(Data entries)
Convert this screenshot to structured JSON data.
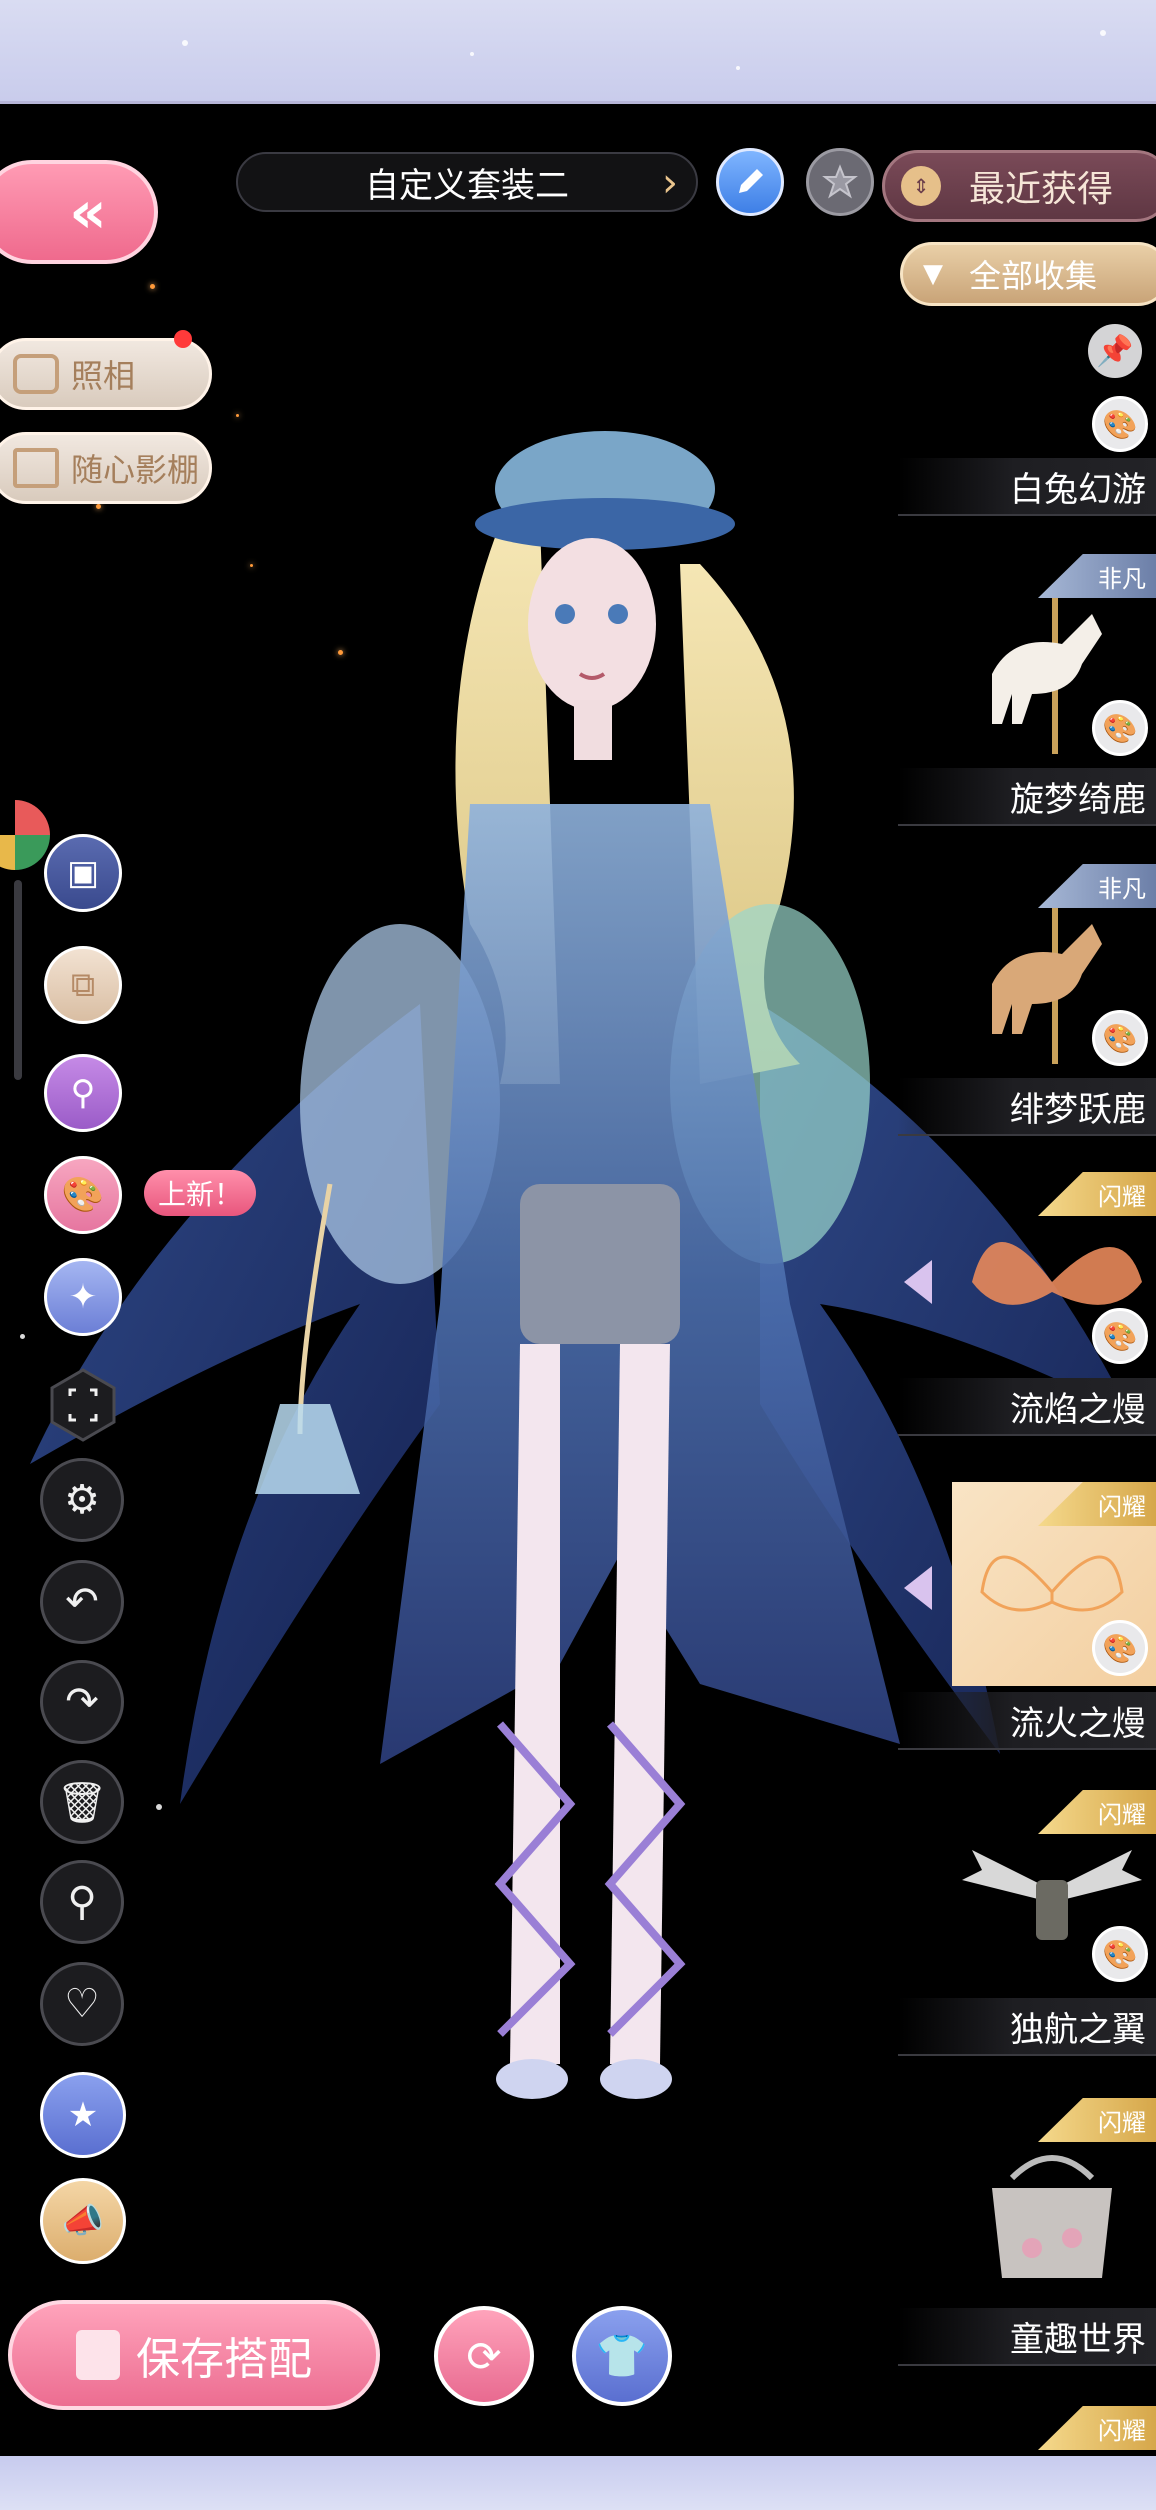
{
  "header": {
    "outfit_name": "自定义套装二",
    "recent_label": "最近获得",
    "all_collection_label": "全部收集"
  },
  "left_menu": {
    "camera_label": "照相",
    "studio_label": "随心影棚",
    "new_tag": "上新！"
  },
  "items": [
    {
      "name": "白兔幻游",
      "badge": ""
    },
    {
      "name": "旋梦绮鹿",
      "badge": "非凡"
    },
    {
      "name": "绯梦跃鹿",
      "badge": "非凡"
    },
    {
      "name": "流焰之熳",
      "badge": "闪耀"
    },
    {
      "name": "流火之熳",
      "badge": "闪耀",
      "selected": true
    },
    {
      "name": "独航之翼",
      "badge": "闪耀"
    },
    {
      "name": "童趣世界",
      "badge": "闪耀"
    },
    {
      "name": "",
      "badge": "闪耀"
    }
  ],
  "bottom": {
    "save_label": "保存搭配"
  },
  "icons": {
    "back": "double-chevron-left-icon",
    "edit": "pencil-icon",
    "favorite": "star-icon",
    "pin": "pin-icon",
    "settings": "gear-icon",
    "undo": "undo-icon",
    "redo": "redo-icon",
    "delete": "trash-icon",
    "search": "search-icon",
    "like": "heart-icon"
  },
  "colors": {
    "accent_pink": "#ef6a8d",
    "gold": "#c9a478",
    "background": "#000000"
  }
}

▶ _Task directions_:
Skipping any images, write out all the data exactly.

▶ _Answer below_:
Convert this screenshot to structured JSON data.
{
  "header": {
    "outfit_name": "自定义套装二",
    "recent_label": "最近获得",
    "all_collection_label": "全部收集"
  },
  "left_menu": {
    "camera_label": "照相",
    "studio_label": "随心影棚",
    "new_tag": "上新！"
  },
  "items": [
    {
      "name": "白兔幻游",
      "badge": ""
    },
    {
      "name": "旋梦绮鹿",
      "badge": "非凡"
    },
    {
      "name": "绯梦跃鹿",
      "badge": "非凡"
    },
    {
      "name": "流焰之熳",
      "badge": "闪耀"
    },
    {
      "name": "流火之熳",
      "badge": "闪耀",
      "selected": true
    },
    {
      "name": "独航之翼",
      "badge": "闪耀"
    },
    {
      "name": "童趣世界",
      "badge": "闪耀"
    },
    {
      "name": "",
      "badge": "闪耀"
    }
  ],
  "bottom": {
    "save_label": "保存搭配"
  },
  "icons": {
    "back": "double-chevron-left-icon",
    "edit": "pencil-icon",
    "favorite": "star-icon",
    "pin": "pin-icon",
    "settings": "gear-icon",
    "undo": "undo-icon",
    "redo": "redo-icon",
    "delete": "trash-icon",
    "search": "search-icon",
    "like": "heart-icon"
  },
  "colors": {
    "accent_pink": "#ef6a8d",
    "gold": "#c9a478",
    "background": "#000000"
  }
}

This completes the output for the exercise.